Saved data entries
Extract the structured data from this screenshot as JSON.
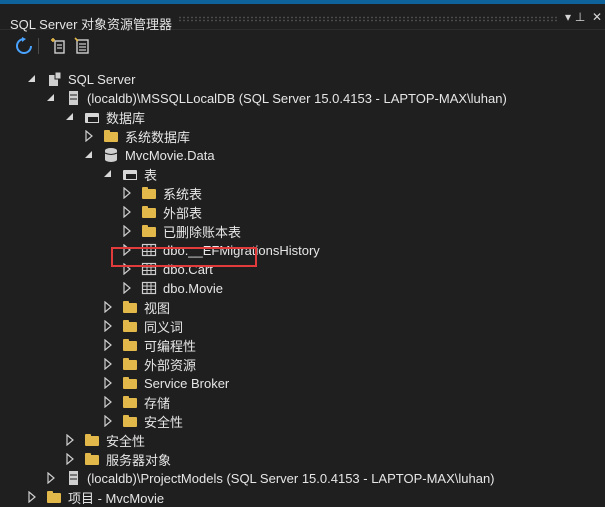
{
  "panel": {
    "title": "SQL Server 对象资源管理器",
    "pin_glyph": "▾ ⊥",
    "close_glyph": "✕"
  },
  "toolbar": {
    "refresh_icon": "refresh-icon",
    "add_server_icon": "add-sql-server-icon",
    "disconnect_icon": "disconnect-icon"
  },
  "tree": {
    "root": {
      "label": "SQL Server"
    },
    "server1": {
      "label": "(localdb)\\MSSQLLocalDB (SQL Server 15.0.4153 - LAPTOP-MAX\\luhan)"
    },
    "databases": {
      "label": "数据库"
    },
    "system_databases": {
      "label": "系统数据库"
    },
    "db": {
      "label": "MvcMovie.Data"
    },
    "tables": {
      "label": "表"
    },
    "system_tables": {
      "label": "系统表"
    },
    "external_tables": {
      "label": "外部表"
    },
    "dropped_ledger": {
      "label": "已删除账本表"
    },
    "t_ef": {
      "label": "dbo.__EFMigrationsHistory"
    },
    "t_cart": {
      "label": "dbo.Cart"
    },
    "t_movie": {
      "label": "dbo.Movie"
    },
    "views": {
      "label": "视图"
    },
    "synonyms": {
      "label": "同义词"
    },
    "programmability": {
      "label": "可编程性"
    },
    "external_resources": {
      "label": "外部资源"
    },
    "service_broker": {
      "label": "Service Broker"
    },
    "storage": {
      "label": "存储"
    },
    "db_security": {
      "label": "安全性"
    },
    "server_security": {
      "label": "安全性"
    },
    "server_objects": {
      "label": "服务器对象"
    },
    "server2": {
      "label": "(localdb)\\ProjectModels (SQL Server 15.0.4153 - LAPTOP-MAX\\luhan)"
    },
    "project": {
      "label": "项目 - MvcMovie"
    }
  },
  "colors": {
    "background": "#1f1f1f",
    "folder": "#e2b84a",
    "highlight_border": "#e23b3b",
    "accent": "#0e639c"
  }
}
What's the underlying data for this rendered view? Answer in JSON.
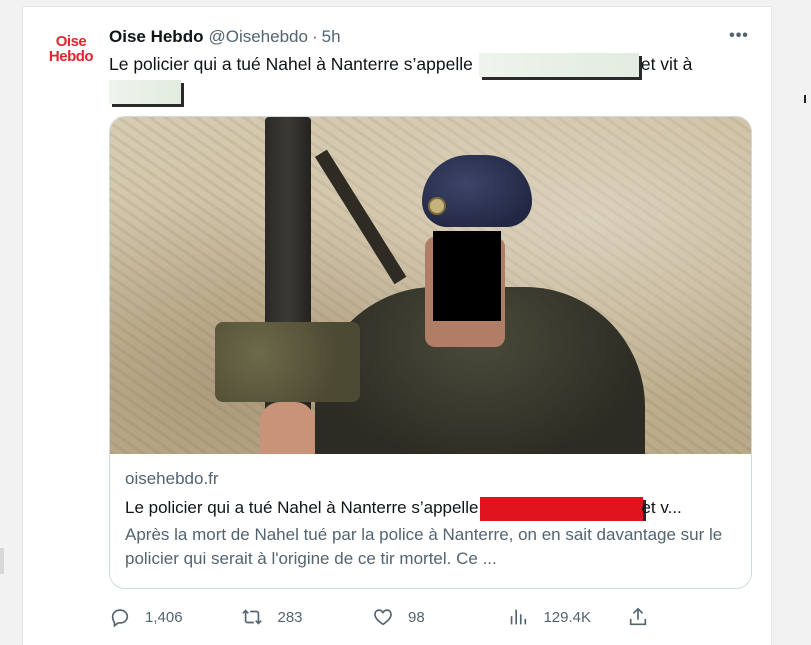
{
  "tweet": {
    "avatar": {
      "line1": "Oise",
      "line2": "Hebdo",
      "color": "#e4252d"
    },
    "display_name": "Oise Hebdo",
    "handle": "@Oisehebdo",
    "separator": "·",
    "time": "5h",
    "more_icon": "more-horizontal-icon",
    "text_part1": "Le policier qui a tué Nahel à Nanterre s’appelle",
    "text_part2": "et vit à"
  },
  "card": {
    "domain": "oisehebdo.fr",
    "title_part1": "Le policier qui a tué Nahel à Nanterre s’appelle",
    "title_part2": "et v...",
    "description": "Après la mort de Nahel tué par la police à Nanterre, on en sait davantage sur le policier qui serait à l'origine de ce tir mortel. Ce ..."
  },
  "actions": {
    "reply": {
      "icon": "reply-icon",
      "count": "1,406"
    },
    "retweet": {
      "icon": "retweet-icon",
      "count": "283"
    },
    "like": {
      "icon": "heart-icon",
      "count": "98"
    },
    "views": {
      "icon": "views-icon",
      "count": "129.4K"
    },
    "share": {
      "icon": "share-icon"
    }
  },
  "colors": {
    "text_primary": "#0f1419",
    "text_secondary": "#536471",
    "border": "#cfd9de",
    "redaction_red": "#e0141e"
  }
}
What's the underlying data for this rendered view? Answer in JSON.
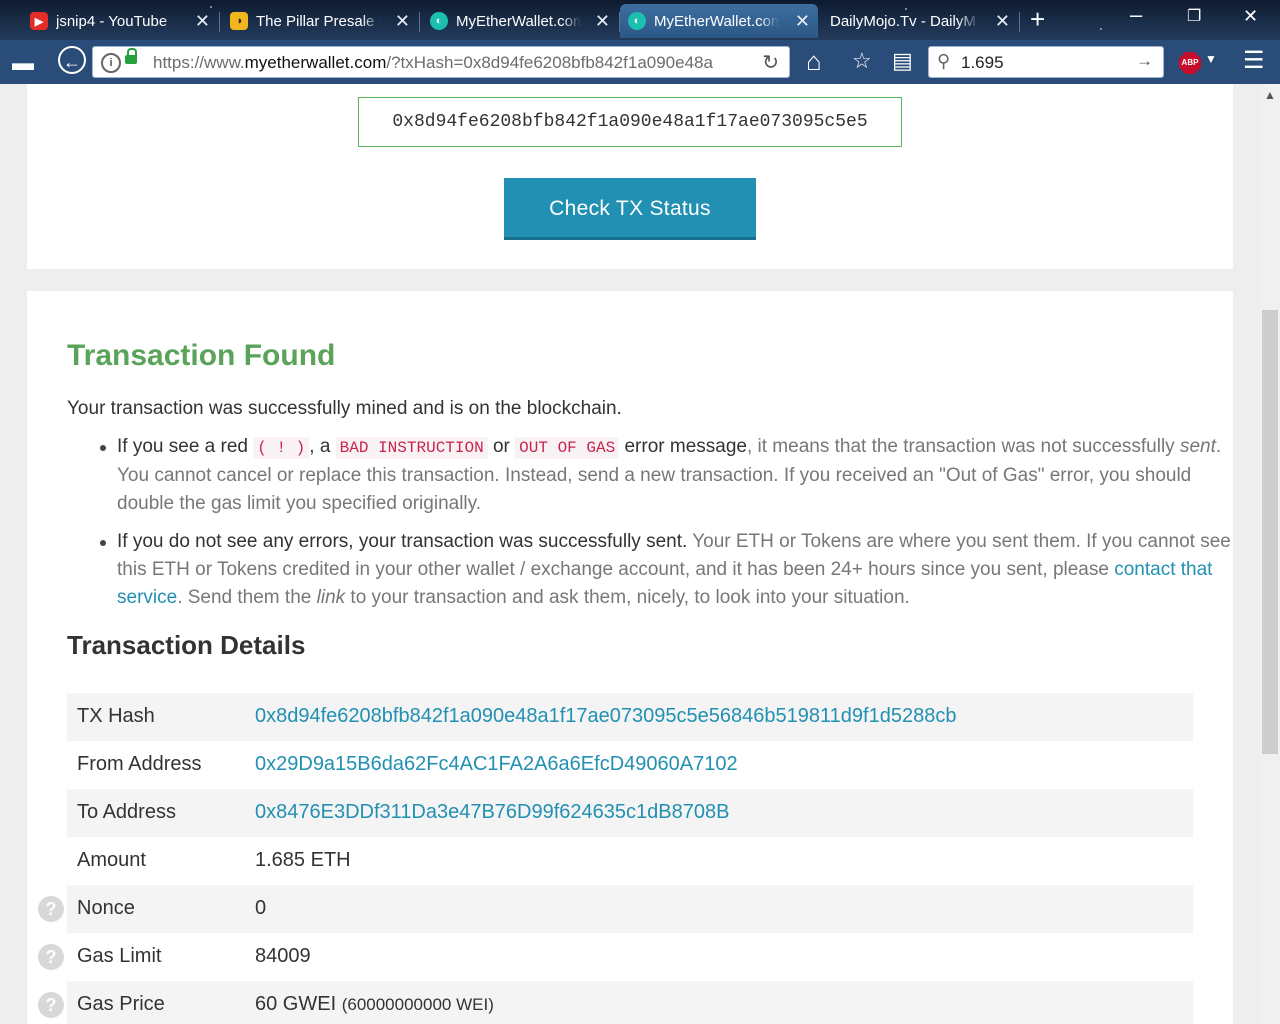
{
  "browser": {
    "tabs": [
      {
        "label": "jsnip4 - YouTube",
        "favicon": "youtube-icon",
        "color": "#e52d27"
      },
      {
        "label": "The Pillar Presale S",
        "favicon": "pillar-icon",
        "color": "#f2b51b"
      },
      {
        "label": "MyEtherWallet.com",
        "favicon": "myetherwallet-icon",
        "color": "#1bbfb0"
      },
      {
        "label": "MyEtherWallet.com",
        "favicon": "myetherwallet-icon",
        "color": "#1bbfb0"
      },
      {
        "label": "DailyMojo.Tv - DailyM",
        "favicon": "",
        "color": ""
      }
    ],
    "active_tab": 3,
    "url_prefix": "https://www.",
    "url_domain": "myetherwallet.com",
    "url_rest": "/?txHash=0x8d94fe6208bfb842f1a090e48a",
    "search_value": "1.695",
    "abp_label": "ABP"
  },
  "form": {
    "hash_value": "0x8d94fe6208bfb842f1a090e48a1f17ae073095c5e5",
    "check_button": "Check TX Status"
  },
  "result": {
    "title": "Transaction Found",
    "lead": "Your transaction was successfully mined and is on the blockchain.",
    "note1": {
      "p1": "If you see a red",
      "c1": "( ! )",
      "p2": ", a",
      "c2": "BAD INSTRUCTION",
      "p3": "or",
      "c3": "OUT OF GAS",
      "p4": "error message",
      "p5": ", it means that the transaction was not successfully",
      "em": "sent",
      "p6": ". You cannot cancel or replace this transaction. Instead, send a new transaction. If you received an \"Out of Gas\" error, you should double the gas limit you specified originally."
    },
    "note2": {
      "p1": "If you do not see any errors, your transaction was successfully sent.",
      "p2": "Your ETH or Tokens are where you sent them. If you cannot see this ETH or Tokens credited in your other wallet / exchange account, and it has been 24+ hours since you sent, please",
      "link": "contact that service",
      "p3": ". Send them the",
      "em": "link",
      "p4": "to your transaction and ask them, nicely, to look into your situation."
    }
  },
  "details": {
    "title": "Transaction Details",
    "rows": [
      {
        "key": "TX Hash",
        "value": "0x8d94fe6208bfb842f1a090e48a1f17ae073095c5e56846b519811d9f1d5288cb"
      },
      {
        "key": "From Address",
        "value": "0x29D9a15B6da62Fc4AC1FA2A6a6EfcD49060A7102"
      },
      {
        "key": "To Address",
        "value": "0x8476E3DDf311Da3e47B76D99f624635c1dB8708B"
      },
      {
        "key": "Amount",
        "value": "1.685 ETH"
      },
      {
        "key": "Nonce",
        "value": "0"
      },
      {
        "key": "Gas Limit",
        "value": "84009"
      },
      {
        "key": "Gas Price",
        "value": "60 GWEI",
        "sub": "(60000000000 WEI)"
      }
    ],
    "help_glyph": "?"
  }
}
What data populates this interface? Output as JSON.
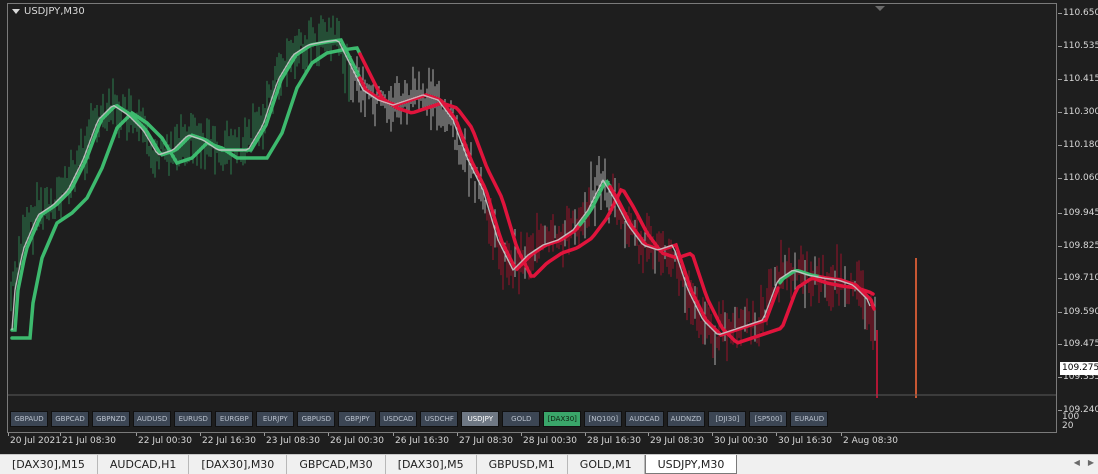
{
  "chart": {
    "title": "USDJPY,M30",
    "price_labels": [
      "110.650",
      "110.535",
      "110.415",
      "110.300",
      "110.180",
      "110.060",
      "109.945",
      "109.825",
      "109.710",
      "109.590",
      "109.475",
      "109.355",
      "109.240"
    ],
    "current_price": "109.275",
    "subwindow_labels": [
      "100",
      "20"
    ],
    "time_labels": [
      "20 Jul 2021",
      "21 Jul 08:30",
      "22 Jul 00:30",
      "22 Jul 16:30",
      "23 Jul 08:30",
      "26 Jul 00:30",
      "26 Jul 16:30",
      "27 Jul 08:30",
      "28 Jul 00:30",
      "28 Jul 16:30",
      "29 Jul 08:30",
      "30 Jul 00:30",
      "30 Jul 16:30",
      "2 Aug 08:30"
    ],
    "colors": {
      "bull": "#3dba6e",
      "bear": "#e0143c",
      "neutral": "#c8c8c8",
      "bg": "#1e1e1e",
      "spike": "#ff6a3a"
    }
  },
  "symbol_buttons": [
    {
      "label": "GBPAUD",
      "state": ""
    },
    {
      "label": "GBPCAD",
      "state": ""
    },
    {
      "label": "GBPNZD",
      "state": ""
    },
    {
      "label": "AUDUSD",
      "state": ""
    },
    {
      "label": "EURUSD",
      "state": ""
    },
    {
      "label": "EURGBP",
      "state": ""
    },
    {
      "label": "EURJPY",
      "state": ""
    },
    {
      "label": "GBPUSD",
      "state": ""
    },
    {
      "label": "GBPJPY",
      "state": ""
    },
    {
      "label": "USDCAD",
      "state": ""
    },
    {
      "label": "USDCHF",
      "state": ""
    },
    {
      "label": "USDJPY",
      "state": "active"
    },
    {
      "label": "GOLD",
      "state": ""
    },
    {
      "label": "[DAX30]",
      "state": "hl"
    },
    {
      "label": "[NQ100]",
      "state": ""
    },
    {
      "label": "AUDCAD",
      "state": ""
    },
    {
      "label": "AUDNZD",
      "state": ""
    },
    {
      "label": "[DJI30]",
      "state": ""
    },
    {
      "label": "[SP500]",
      "state": ""
    },
    {
      "label": "EURAUD",
      "state": ""
    }
  ],
  "tabs": [
    {
      "label": "[DAX30],M15",
      "active": false
    },
    {
      "label": "AUDCAD,H1",
      "active": false
    },
    {
      "label": "[DAX30],M30",
      "active": false
    },
    {
      "label": "GBPCAD,M30",
      "active": false
    },
    {
      "label": "[DAX30],M5",
      "active": false
    },
    {
      "label": "GBPUSD,M1",
      "active": false
    },
    {
      "label": "GOLD,M1",
      "active": false
    },
    {
      "label": "USDJPY,M30",
      "active": true
    }
  ]
}
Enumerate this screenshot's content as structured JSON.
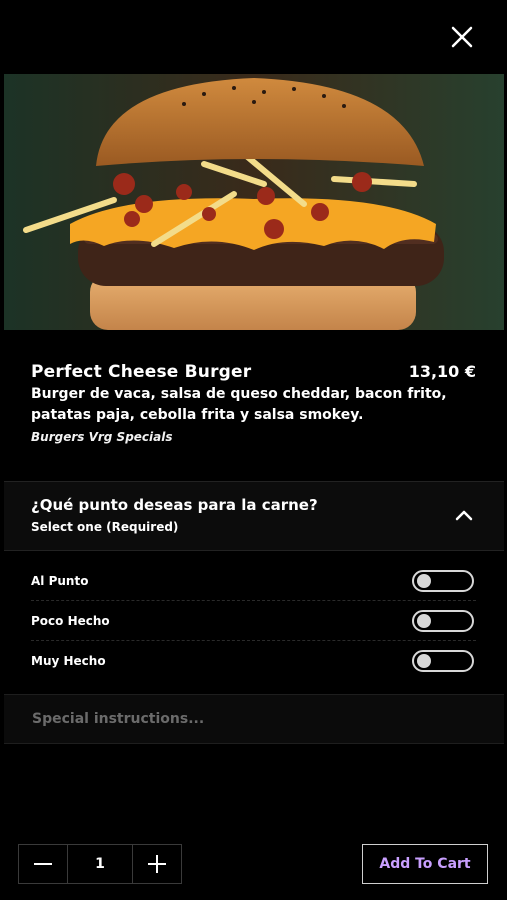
{
  "product": {
    "name": "Perfect Cheese Burger",
    "price": "13,10 €",
    "description": "Burger de vaca, salsa de queso cheddar, bacon frito, patatas paja, cebolla frita y salsa smokey.",
    "category": "Burgers Vrg Specials"
  },
  "modifier": {
    "title": "¿Qué punto deseas para la carne?",
    "subtitle": "Select one (Required)",
    "options": [
      {
        "label": "Al Punto",
        "selected": false
      },
      {
        "label": "Poco Hecho",
        "selected": false
      },
      {
        "label": "Muy Hecho",
        "selected": false
      }
    ]
  },
  "instructions": {
    "placeholder": "Special instructions..."
  },
  "cart": {
    "quantity": "1",
    "add_label": "Add To Cart"
  },
  "colors": {
    "background": "#000000",
    "add_button_text": "#c9a0ff",
    "toggle": "#d8d8d8"
  },
  "icons": {
    "close": "close-icon",
    "collapse": "chevron-up-icon",
    "minus": "minus-icon",
    "plus": "plus-icon"
  }
}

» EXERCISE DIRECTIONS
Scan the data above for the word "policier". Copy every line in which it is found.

» ANSWER BELOW
    "text_part1": "Le policier qui a tué Nahel à Nanterre s’appelle",
    "title_part1": "Le policier qui a tué Nahel à Nanterre s’appelle",
    "description": "Après la mort de Nahel tué par la police à Nanterre, on en sait davantage sur le policier qui serait à l'origine de ce tir mortel. Ce ..."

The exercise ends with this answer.